    “vote” table (contestant_number, phone_number)
    If partitioned by phone number…
    Transaction “vote” – single-partition, all votes for my phone number are within the partition
    Transaction “results” – multi-partition by design
    Virtually unlimited number of partitions, popular contestants are spread over all partitions CPU/RAM
    27
    “vote” transaction
    select count(*)
    from vote
    where phone_number = ?;
    insert into vote values (?,?);
    “results” transaction
    select contestant_number,
    count(*) num_votes
    from vote
    group by contestant_number;
  • Building an App - Views
    Increase performance by pre-aggregating results with materialized views
    VoltDB supports count() and sum()
    Extremely performant
    28
    “vote” transaction
    select count(*)
    from vote
    where phone_number = ?;
    insert into vote values (?,?);
    “results” transaction
    select contestant_number,

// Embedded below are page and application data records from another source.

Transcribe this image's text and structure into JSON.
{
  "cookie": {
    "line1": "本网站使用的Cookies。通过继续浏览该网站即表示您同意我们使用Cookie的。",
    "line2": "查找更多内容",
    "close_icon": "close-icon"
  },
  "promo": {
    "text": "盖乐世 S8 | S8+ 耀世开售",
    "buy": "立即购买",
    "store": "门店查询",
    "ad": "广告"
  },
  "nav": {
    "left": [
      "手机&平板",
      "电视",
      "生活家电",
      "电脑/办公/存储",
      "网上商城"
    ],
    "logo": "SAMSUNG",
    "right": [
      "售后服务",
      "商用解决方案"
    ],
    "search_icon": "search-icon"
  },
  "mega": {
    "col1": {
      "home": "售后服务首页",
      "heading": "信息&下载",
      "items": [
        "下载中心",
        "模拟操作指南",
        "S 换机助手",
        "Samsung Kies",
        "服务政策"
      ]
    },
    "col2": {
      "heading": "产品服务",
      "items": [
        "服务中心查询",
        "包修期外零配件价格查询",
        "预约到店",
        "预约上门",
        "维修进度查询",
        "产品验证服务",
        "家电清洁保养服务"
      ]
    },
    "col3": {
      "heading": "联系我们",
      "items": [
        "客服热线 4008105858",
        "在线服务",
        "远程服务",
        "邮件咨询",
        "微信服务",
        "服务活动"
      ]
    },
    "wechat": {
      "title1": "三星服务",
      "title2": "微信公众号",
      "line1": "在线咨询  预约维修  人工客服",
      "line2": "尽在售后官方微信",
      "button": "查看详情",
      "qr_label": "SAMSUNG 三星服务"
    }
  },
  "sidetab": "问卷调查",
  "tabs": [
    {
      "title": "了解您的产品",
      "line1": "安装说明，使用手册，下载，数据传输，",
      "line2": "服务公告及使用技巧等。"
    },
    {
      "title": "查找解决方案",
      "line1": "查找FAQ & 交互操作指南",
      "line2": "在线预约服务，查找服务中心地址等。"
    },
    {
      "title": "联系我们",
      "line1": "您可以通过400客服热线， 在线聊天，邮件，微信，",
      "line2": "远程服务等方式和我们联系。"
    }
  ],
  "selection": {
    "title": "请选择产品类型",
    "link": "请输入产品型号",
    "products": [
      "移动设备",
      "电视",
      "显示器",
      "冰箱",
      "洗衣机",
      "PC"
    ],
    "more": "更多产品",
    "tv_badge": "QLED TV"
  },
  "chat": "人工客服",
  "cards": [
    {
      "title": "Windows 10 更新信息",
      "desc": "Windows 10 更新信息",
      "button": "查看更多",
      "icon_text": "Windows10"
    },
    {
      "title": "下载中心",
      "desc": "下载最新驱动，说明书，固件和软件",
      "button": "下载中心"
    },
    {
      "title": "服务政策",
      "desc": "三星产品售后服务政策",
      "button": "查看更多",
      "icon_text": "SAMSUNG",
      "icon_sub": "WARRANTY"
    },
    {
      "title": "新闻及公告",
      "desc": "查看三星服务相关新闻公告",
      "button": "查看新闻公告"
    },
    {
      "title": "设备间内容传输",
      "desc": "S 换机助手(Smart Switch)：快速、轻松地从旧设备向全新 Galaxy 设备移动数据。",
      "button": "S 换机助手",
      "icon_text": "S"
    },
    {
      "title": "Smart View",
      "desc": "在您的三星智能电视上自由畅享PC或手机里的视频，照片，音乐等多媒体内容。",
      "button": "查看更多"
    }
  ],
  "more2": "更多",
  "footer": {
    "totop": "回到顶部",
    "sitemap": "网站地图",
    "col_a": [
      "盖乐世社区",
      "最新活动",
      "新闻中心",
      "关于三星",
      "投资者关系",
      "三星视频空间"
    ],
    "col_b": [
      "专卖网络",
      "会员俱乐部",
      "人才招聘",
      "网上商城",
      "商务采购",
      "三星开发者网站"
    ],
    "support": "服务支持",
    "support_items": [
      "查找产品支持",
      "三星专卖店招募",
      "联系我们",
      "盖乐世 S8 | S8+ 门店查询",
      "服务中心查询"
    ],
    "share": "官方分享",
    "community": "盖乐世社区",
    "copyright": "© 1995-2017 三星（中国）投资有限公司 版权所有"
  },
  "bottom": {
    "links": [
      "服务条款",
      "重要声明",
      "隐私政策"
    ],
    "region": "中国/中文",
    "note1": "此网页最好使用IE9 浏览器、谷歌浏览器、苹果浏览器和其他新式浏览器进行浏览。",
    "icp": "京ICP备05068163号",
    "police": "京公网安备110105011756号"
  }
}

    count(*) num_votes
    from vote
    group by contestant_number;
    create view v_votes_by_phone_number
    (phone_number,
    num_votes)
    as select phone_number,
    count(*)
    from votes
    group by phone_number;
    create view v_votes_by_contestant_number
    (contestant_number,
    num_votes)
    as select contestant_number,
    count(*)
    from votes
    group by contestant_number;
  • Q & A
    Any questions?
    http://community.voltdb.com (website/forums)
    tcallaghan@voltdb.com (email)
    @tmcallaghan (Twitter)
    @voltdb (Twitter)
    29